Problem to work on =
Print the listing below exactly, images excluded.

Data for processing =

────────

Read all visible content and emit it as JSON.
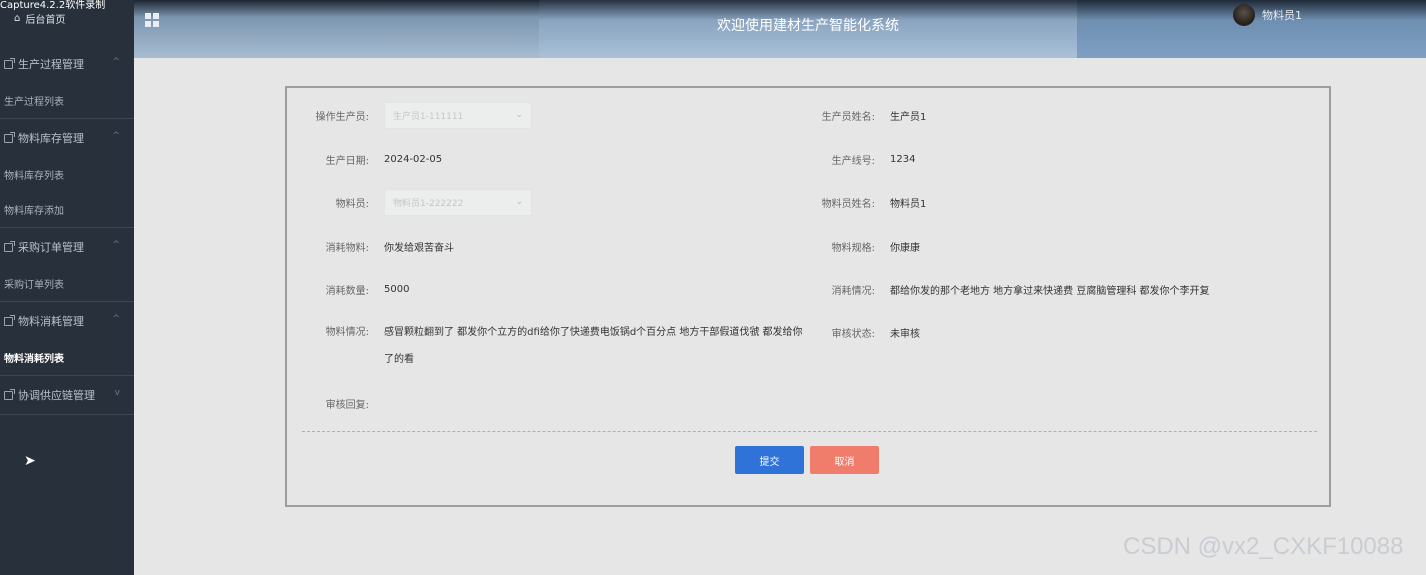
{
  "capture_label": "Capture4.2.2软件录制",
  "sidebar": {
    "home": "后台首页",
    "groups": [
      {
        "title": "生产过程管理",
        "chevron": "^",
        "items": [
          "生产过程列表"
        ]
      },
      {
        "title": "物料库存管理",
        "chevron": "^",
        "items": [
          "物料库存列表",
          "物料库存添加"
        ]
      },
      {
        "title": "采购订单管理",
        "chevron": "^",
        "items": [
          "采购订单列表"
        ]
      },
      {
        "title": "物料消耗管理",
        "chevron": "^",
        "items": [
          "物料消耗列表"
        ]
      },
      {
        "title": "协调供应链管理",
        "chevron": "v",
        "items": []
      }
    ],
    "active_item": "物料消耗列表"
  },
  "header": {
    "title": "欢迎使用建材生产智能化系统",
    "user": "物料员1"
  },
  "form": {
    "operator": {
      "label": "操作生产员:",
      "value": "生产员1-111111"
    },
    "producer_name": {
      "label": "生产员姓名:",
      "value": "生产员1"
    },
    "production_date": {
      "label": "生产日期:",
      "value": "2024-02-05"
    },
    "line_no": {
      "label": "生产线号:",
      "value": "1234"
    },
    "material_staff": {
      "label": "物料员:",
      "value": "物料员1-222222"
    },
    "material_staff_name": {
      "label": "物料员姓名:",
      "value": "物料员1"
    },
    "consumed_material": {
      "label": "消耗物料:",
      "value": "你发给艰苦奋斗"
    },
    "material_spec": {
      "label": "物料规格:",
      "value": "你康康"
    },
    "consumed_qty": {
      "label": "消耗数量:",
      "value": "5000"
    },
    "consumption_status": {
      "label": "消耗情况:",
      "value": "都给你发的那个老地方 地方拿过来快递费 豆腐脑管理科 都发你个李开复"
    },
    "material_status": {
      "label": "物料情况:",
      "value": "感冒颗粒翻到了 都发你个立方的dfi给你了快递费电饭锅d个百分点 地方干部假道伐虢 都发给你了的看"
    },
    "review_status": {
      "label": "审核状态:",
      "value": "未审核"
    },
    "review_reply": {
      "label": "审核回复:",
      "value": ""
    }
  },
  "buttons": {
    "submit": "提交",
    "cancel": "取消"
  },
  "watermark": "CSDN @vx2_CXKF10088",
  "colors": {
    "sidebar": "#28313b",
    "submit": "#2f73d9",
    "cancel": "#f07c6b"
  }
}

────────

Task answer =
Read all visible content and emit it as JSON.
{
  "capture_label": "Capture4.2.2软件录制",
  "sidebar": {
    "home": "后台首页",
    "groups": [
      {
        "title": "生产过程管理",
        "chevron": "^",
        "items": [
          "生产过程列表"
        ]
      },
      {
        "title": "物料库存管理",
        "chevron": "^",
        "items": [
          "物料库存列表",
          "物料库存添加"
        ]
      },
      {
        "title": "采购订单管理",
        "chevron": "^",
        "items": [
          "采购订单列表"
        ]
      },
      {
        "title": "物料消耗管理",
        "chevron": "^",
        "items": [
          "物料消耗列表"
        ]
      },
      {
        "title": "协调供应链管理",
        "chevron": "v",
        "items": []
      }
    ],
    "active_item": "物料消耗列表"
  },
  "header": {
    "title": "欢迎使用建材生产智能化系统",
    "user": "物料员1"
  },
  "form": {
    "operator": {
      "label": "操作生产员:",
      "value": "生产员1-111111"
    },
    "producer_name": {
      "label": "生产员姓名:",
      "value": "生产员1"
    },
    "production_date": {
      "label": "生产日期:",
      "value": "2024-02-05"
    },
    "line_no": {
      "label": "生产线号:",
      "value": "1234"
    },
    "material_staff": {
      "label": "物料员:",
      "value": "物料员1-222222"
    },
    "material_staff_name": {
      "label": "物料员姓名:",
      "value": "物料员1"
    },
    "consumed_material": {
      "label": "消耗物料:",
      "value": "你发给艰苦奋斗"
    },
    "material_spec": {
      "label": "物料规格:",
      "value": "你康康"
    },
    "consumed_qty": {
      "label": "消耗数量:",
      "value": "5000"
    },
    "consumption_status": {
      "label": "消耗情况:",
      "value": "都给你发的那个老地方 地方拿过来快递费 豆腐脑管理科 都发你个李开复"
    },
    "material_status": {
      "label": "物料情况:",
      "value": "感冒颗粒翻到了 都发你个立方的dfi给你了快递费电饭锅d个百分点 地方干部假道伐虢 都发给你了的看"
    },
    "review_status": {
      "label": "审核状态:",
      "value": "未审核"
    },
    "review_reply": {
      "label": "审核回复:",
      "value": ""
    }
  },
  "buttons": {
    "submit": "提交",
    "cancel": "取消"
  },
  "watermark": "CSDN @vx2_CXKF10088",
  "colors": {
    "sidebar": "#28313b",
    "submit": "#2f73d9",
    "cancel": "#f07c6b"
  }
}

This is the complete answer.